“A number of leading public health authorities, universities, and NGOs around the world have been doing important work to develop opt-in contact tracing technology,” Google said in a statement. “To further this cause, Apple and Google will be launching a comprehensive solution that includes application programming interfaces (APIs) and operating system-
level technology to assist in enabling contact tracing. Given the urgent need, the plan is to implement this solution in two steps while maintaining strong protections around user privacy.”
The first step—planned for May 2020—was to release the APIs to allow interoperability between Google’s Android devices and Apples iOS devices, using apps from public health authorities that users can download to their devices.
Next, the two tech giants plan to enable broader Bluetooth-based contact tracing platforms by building this functionality into underlying platforms.
“This is a more robust solution than an API and would allow more individuals to participate, if they choose to opt in, as well as enable interaction with a broader ecosystem of apps and government health authorities,” Google explained. “Privacy, transparency, and consent are of utmost importance in this effort, and we look forward to building this functionality in consultation with interested stakeholders.”
China, South Korea, and Taiwan are all using various smartphone-related methods to trace individuals’ movements and issue notices of when they have come into contact with someone who tested positive with COVID-19.
The GDPR also clarifies how, during a pandemic, data can be collected and stored to enable such technologies. For instance, the regulation includes that a person’s data can be processed—without his or her consent—if the life of the data subject is threatened or there is substantial public interest.
“The GDPR specifically addresses epidemics and it makes clear that processing of personal data should always be necessary and proportionate,” Fennessey says. “Those are the key things that come into play with regard to this effort—anonymity should be the name of the game wherever possible.”
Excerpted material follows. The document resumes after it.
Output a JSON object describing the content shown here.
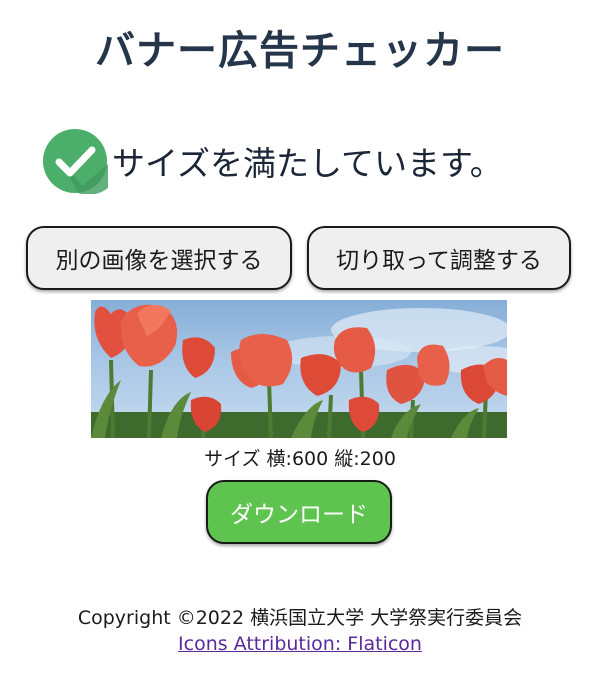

However, there might be concerns with the U.S. government’s ability to access the data that the proposed system by Apple and Google might generate.
“Obviously, the government would like to know if someone is going around infecting everybody,” said Michael Chertoff, former secretary of the U.S. Department of Homeland Security, in the panel discussion with Davis. “But that could easily be considered too Big Brother.”
Instead, considerations may need to be made to anonymize the data as much as possible and carefully define how it can be used—to encourage people to get testing to stop the spread of the coronavirus, Chertoff explained.
“We don’t want to use it the way they do in China, where if you were in contact with someone the regime doesn’t like your score goes down,” he added. “We have to be very disciplined not to let that happen.”
While U.S. law does not directly address privacy parameters for how such a technology would be used, the California Consumer Privacy Act (CCPA)—which went into effect 1 January 2020—does provide some guidance.
Organizations collecting personal data of Californians related to COVID-19 would need to notify individuals of the categories of personal information collected, the sources from which that data was collected, the purpose of the collection, and who that data was shared with. There are some exceptions for deidentified and aggregate consumer information, Fennessy says, as well as for compliance with state and local laws.
“One of the biggest impacts of CCPA will be the need to understand and put protections around data sharing with service providers and third parties,” she adds. “Understanding those relationships, where data is going and by whom it can be accessed, and the protections service providers have in place will be critical. Getting that right will require conversations between security and privacy teams.”